EXERCISE DESCRIPTION: Which of the lines in the data mention the string "Downloads"? List them all.

SOURCE RECORDS:

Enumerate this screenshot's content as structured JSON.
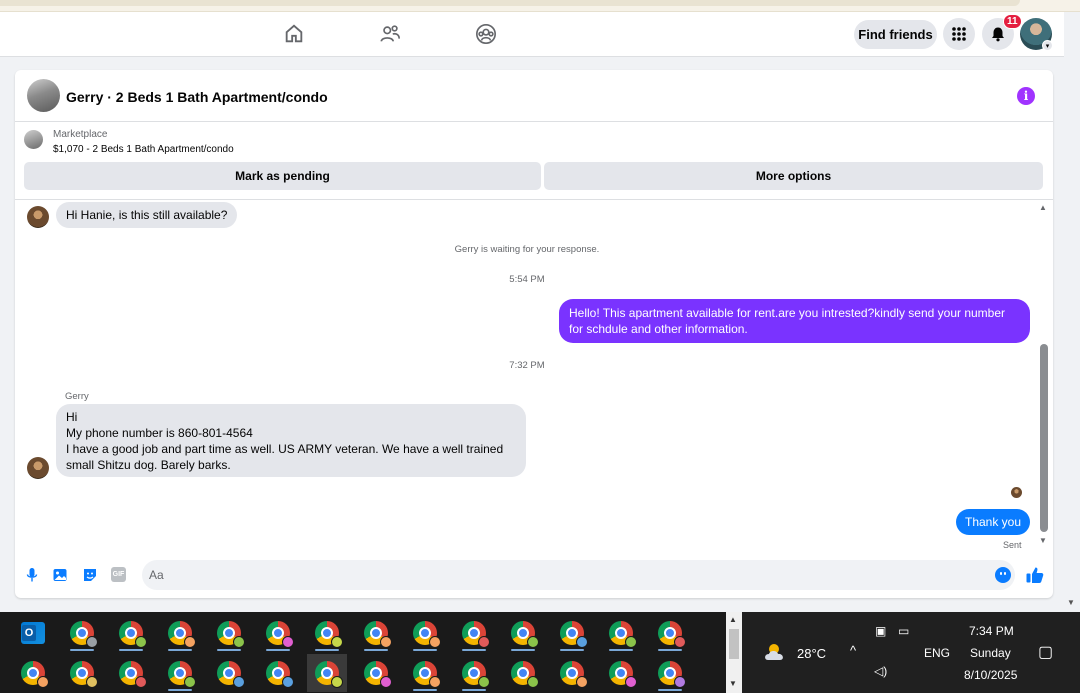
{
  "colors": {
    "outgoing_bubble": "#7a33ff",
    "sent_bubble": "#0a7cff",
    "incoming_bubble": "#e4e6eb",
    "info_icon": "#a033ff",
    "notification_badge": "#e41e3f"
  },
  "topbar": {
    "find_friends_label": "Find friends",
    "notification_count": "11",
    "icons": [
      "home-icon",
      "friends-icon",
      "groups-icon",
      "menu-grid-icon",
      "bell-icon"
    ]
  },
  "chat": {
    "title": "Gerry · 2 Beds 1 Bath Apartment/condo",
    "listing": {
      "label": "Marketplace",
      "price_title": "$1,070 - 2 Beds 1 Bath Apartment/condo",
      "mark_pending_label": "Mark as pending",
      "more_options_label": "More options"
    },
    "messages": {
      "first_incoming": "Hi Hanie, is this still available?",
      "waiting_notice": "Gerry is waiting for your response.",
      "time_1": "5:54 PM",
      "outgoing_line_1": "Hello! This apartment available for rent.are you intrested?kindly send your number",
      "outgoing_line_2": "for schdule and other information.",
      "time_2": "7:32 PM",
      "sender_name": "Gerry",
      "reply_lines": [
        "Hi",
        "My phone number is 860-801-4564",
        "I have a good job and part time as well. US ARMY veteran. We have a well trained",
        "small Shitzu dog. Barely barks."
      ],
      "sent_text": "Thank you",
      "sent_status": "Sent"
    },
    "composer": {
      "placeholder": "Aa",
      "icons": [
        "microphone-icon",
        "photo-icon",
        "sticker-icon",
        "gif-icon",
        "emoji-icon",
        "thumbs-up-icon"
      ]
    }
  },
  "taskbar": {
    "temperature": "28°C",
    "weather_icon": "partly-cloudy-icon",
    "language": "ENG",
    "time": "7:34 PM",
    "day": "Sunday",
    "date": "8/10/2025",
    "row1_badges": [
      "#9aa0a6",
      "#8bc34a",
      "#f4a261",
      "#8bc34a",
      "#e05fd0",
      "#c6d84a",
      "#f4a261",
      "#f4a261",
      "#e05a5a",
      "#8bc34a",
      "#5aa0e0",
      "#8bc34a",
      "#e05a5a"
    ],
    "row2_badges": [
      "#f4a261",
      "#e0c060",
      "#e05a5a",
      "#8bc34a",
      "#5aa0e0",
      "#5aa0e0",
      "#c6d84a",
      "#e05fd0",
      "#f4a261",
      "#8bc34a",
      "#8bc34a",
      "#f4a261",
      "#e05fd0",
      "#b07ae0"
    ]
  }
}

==

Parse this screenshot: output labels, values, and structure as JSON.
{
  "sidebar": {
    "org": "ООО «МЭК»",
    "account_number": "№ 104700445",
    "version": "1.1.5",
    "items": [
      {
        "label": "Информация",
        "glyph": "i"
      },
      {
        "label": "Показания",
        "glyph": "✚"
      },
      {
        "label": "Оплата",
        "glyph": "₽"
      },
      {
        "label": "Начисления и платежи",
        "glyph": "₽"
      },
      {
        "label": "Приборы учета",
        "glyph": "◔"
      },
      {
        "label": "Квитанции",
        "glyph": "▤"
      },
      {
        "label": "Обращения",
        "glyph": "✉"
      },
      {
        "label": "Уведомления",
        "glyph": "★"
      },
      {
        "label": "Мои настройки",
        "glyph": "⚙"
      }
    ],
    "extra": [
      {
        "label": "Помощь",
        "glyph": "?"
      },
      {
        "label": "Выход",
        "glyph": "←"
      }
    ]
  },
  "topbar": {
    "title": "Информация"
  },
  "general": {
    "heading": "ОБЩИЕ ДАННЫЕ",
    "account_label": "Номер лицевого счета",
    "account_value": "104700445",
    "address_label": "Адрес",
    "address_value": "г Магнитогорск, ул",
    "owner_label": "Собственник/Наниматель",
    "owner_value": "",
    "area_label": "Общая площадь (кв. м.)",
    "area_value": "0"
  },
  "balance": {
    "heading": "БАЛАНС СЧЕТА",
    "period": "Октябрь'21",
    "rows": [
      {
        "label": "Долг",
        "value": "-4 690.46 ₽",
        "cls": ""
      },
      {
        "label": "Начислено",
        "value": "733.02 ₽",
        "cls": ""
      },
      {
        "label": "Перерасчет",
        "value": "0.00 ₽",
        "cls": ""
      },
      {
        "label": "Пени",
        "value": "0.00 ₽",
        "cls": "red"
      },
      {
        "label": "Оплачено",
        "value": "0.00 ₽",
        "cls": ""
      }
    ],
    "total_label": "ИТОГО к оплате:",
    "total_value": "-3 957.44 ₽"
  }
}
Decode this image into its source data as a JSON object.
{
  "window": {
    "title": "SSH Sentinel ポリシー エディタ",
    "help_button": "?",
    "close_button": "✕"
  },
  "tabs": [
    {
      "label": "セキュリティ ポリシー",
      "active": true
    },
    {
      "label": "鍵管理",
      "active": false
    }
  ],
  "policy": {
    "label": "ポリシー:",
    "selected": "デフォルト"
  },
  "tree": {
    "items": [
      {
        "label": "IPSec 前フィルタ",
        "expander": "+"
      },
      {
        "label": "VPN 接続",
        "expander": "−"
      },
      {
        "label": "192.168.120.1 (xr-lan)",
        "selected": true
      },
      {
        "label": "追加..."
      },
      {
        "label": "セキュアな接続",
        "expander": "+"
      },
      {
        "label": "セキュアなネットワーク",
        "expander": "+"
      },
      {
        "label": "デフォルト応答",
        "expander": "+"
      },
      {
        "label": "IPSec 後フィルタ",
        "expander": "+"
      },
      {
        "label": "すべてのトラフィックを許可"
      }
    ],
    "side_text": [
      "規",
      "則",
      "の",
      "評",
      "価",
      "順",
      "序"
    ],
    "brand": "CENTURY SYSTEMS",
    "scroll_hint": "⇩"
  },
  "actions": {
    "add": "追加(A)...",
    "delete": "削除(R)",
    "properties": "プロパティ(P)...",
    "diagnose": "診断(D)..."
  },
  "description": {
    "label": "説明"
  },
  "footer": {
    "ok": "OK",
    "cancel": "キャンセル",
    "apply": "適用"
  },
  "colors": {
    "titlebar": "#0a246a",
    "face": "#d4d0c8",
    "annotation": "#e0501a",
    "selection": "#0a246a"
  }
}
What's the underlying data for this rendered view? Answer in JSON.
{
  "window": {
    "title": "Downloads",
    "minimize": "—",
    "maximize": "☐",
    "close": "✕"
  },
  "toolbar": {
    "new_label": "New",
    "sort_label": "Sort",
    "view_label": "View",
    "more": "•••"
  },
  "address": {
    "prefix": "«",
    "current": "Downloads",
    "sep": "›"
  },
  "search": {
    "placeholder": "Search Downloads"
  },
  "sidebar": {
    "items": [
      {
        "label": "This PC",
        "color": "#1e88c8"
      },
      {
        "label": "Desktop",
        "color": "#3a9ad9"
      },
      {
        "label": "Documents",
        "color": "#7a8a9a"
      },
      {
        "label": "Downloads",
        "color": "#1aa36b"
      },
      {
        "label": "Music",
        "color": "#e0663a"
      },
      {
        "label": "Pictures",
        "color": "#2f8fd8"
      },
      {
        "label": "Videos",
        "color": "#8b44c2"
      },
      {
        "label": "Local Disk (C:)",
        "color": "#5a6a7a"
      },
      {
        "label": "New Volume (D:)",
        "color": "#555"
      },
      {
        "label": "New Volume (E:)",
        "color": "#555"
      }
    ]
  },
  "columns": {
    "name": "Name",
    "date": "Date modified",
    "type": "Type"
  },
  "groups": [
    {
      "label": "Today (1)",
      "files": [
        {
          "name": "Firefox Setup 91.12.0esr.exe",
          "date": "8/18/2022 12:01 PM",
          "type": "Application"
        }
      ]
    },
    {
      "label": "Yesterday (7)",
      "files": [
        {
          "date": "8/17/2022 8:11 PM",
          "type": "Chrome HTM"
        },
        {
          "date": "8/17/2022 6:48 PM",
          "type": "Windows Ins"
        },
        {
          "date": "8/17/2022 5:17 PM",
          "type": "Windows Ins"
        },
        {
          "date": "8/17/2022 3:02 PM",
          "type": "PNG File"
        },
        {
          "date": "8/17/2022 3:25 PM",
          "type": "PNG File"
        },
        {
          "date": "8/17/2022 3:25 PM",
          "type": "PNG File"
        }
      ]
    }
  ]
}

FINAL ANSWER:
    "title": "Downloads",
    "current": "Downloads",
    "placeholder": "Search Downloads"
        "label": "Downloads",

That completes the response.